● **Activity**
Print every entry word for word, but omit the pictures.
[Data provided Boundary: Start]
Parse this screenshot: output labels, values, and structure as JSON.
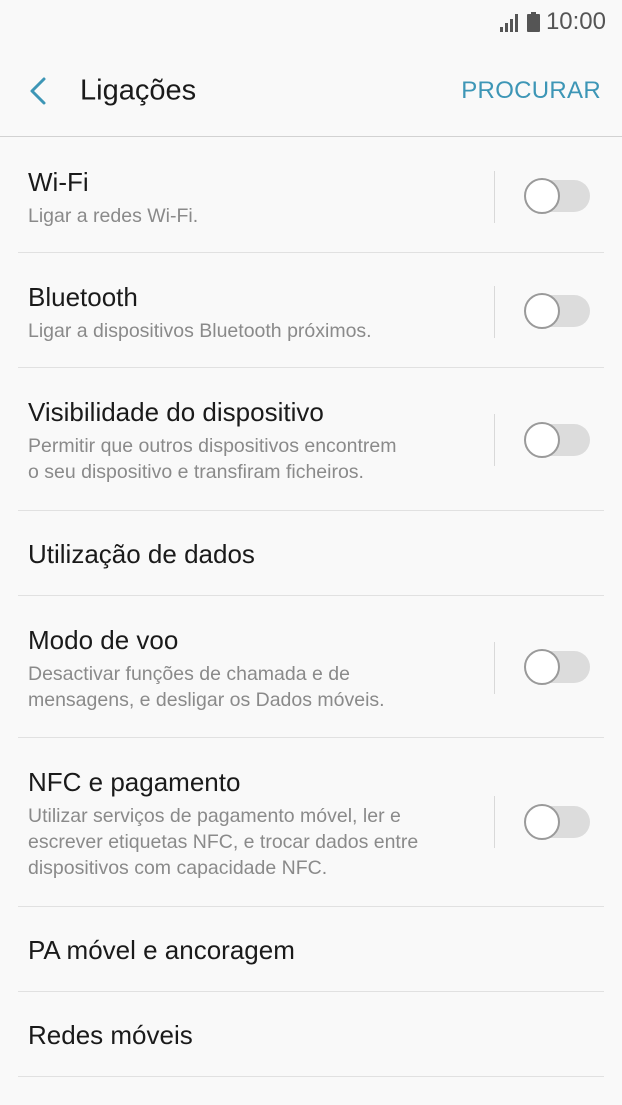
{
  "status": {
    "time": "10:00",
    "icons": [
      "signal-icon",
      "battery-icon"
    ]
  },
  "header": {
    "title": "Ligações",
    "action": "PROCURAR",
    "accent": "#3d96b6"
  },
  "items": [
    {
      "title": "Wi-Fi",
      "subtitle": "Ligar a redes Wi-Fi.",
      "toggle": false
    },
    {
      "title": "Bluetooth",
      "subtitle": "Ligar a dispositivos Bluetooth próximos.",
      "toggle": false
    },
    {
      "title": "Visibilidade do dispositivo",
      "subtitle_lines": [
        "Permitir que outros dispositivos encontrem",
        "o seu dispositivo e transfiram ficheiros."
      ],
      "toggle": false
    },
    {
      "title": "Utilização de dados"
    },
    {
      "title": "Modo de voo",
      "subtitle_lines": [
        "Desactivar funções de chamada e de",
        "mensagens, e desligar os Dados móveis."
      ],
      "toggle": false
    },
    {
      "title": "NFC e pagamento",
      "subtitle_lines": [
        "Utilizar serviços de pagamento móvel, ler e",
        "escrever etiquetas NFC, e trocar dados entre",
        "dispositivos com capacidade NFC."
      ],
      "toggle": false
    },
    {
      "title": "PA móvel e ancoragem"
    },
    {
      "title": "Redes móveis"
    }
  ]
}
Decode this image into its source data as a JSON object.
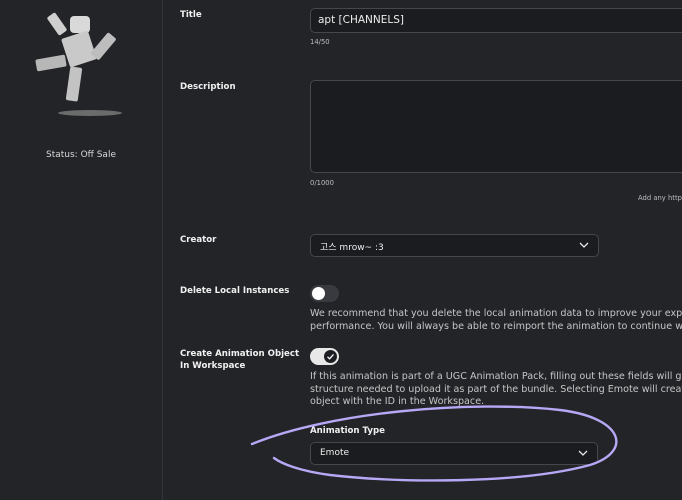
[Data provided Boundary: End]
● **Task output**
Parse this screenshot: output labels, values, and structure as JSON.
{
  "status": {
    "time": "10:00",
    "icons": [
      "signal-icon",
      "battery-icon"
    ]
  },
  "header": {
    "title": "Ligações",
    "action": "PROCURAR",
    "accent": "#3d96b6"
  },
  "items": [
    {
      "title": "Wi-Fi",
      "subtitle": "Ligar a redes Wi-Fi.",
      "toggle": false
    },
    {
      "title": "Bluetooth",
      "subtitle": "Ligar a dispositivos Bluetooth próximos.",
      "toggle": false
    },
    {
      "title": "Visibilidade do dispositivo",
      "subtitle_lines": [
        "Permitir que outros dispositivos encontrem",
        "o seu dispositivo e transfiram ficheiros."
      ],
      "toggle": false
    },
    {
      "title": "Utilização de dados"
    },
    {
      "title": "Modo de voo",
      "subtitle_lines": [
        "Desactivar funções de chamada e de",
        "mensagens, e desligar os Dados móveis."
      ],
      "toggle": false
    },
    {
      "title": "NFC e pagamento",
      "subtitle_lines": [
        "Utilizar serviços de pagamento móvel, ler e",
        "escrever etiquetas NFC, e trocar dados entre",
        "dispositivos com capacidade NFC."
      ],
      "toggle": false
    },
    {
      "title": "PA móvel e ancoragem"
    },
    {
      "title": "Redes móveis"
    }
  ]
}
Decode this image into its source data as a JSON object.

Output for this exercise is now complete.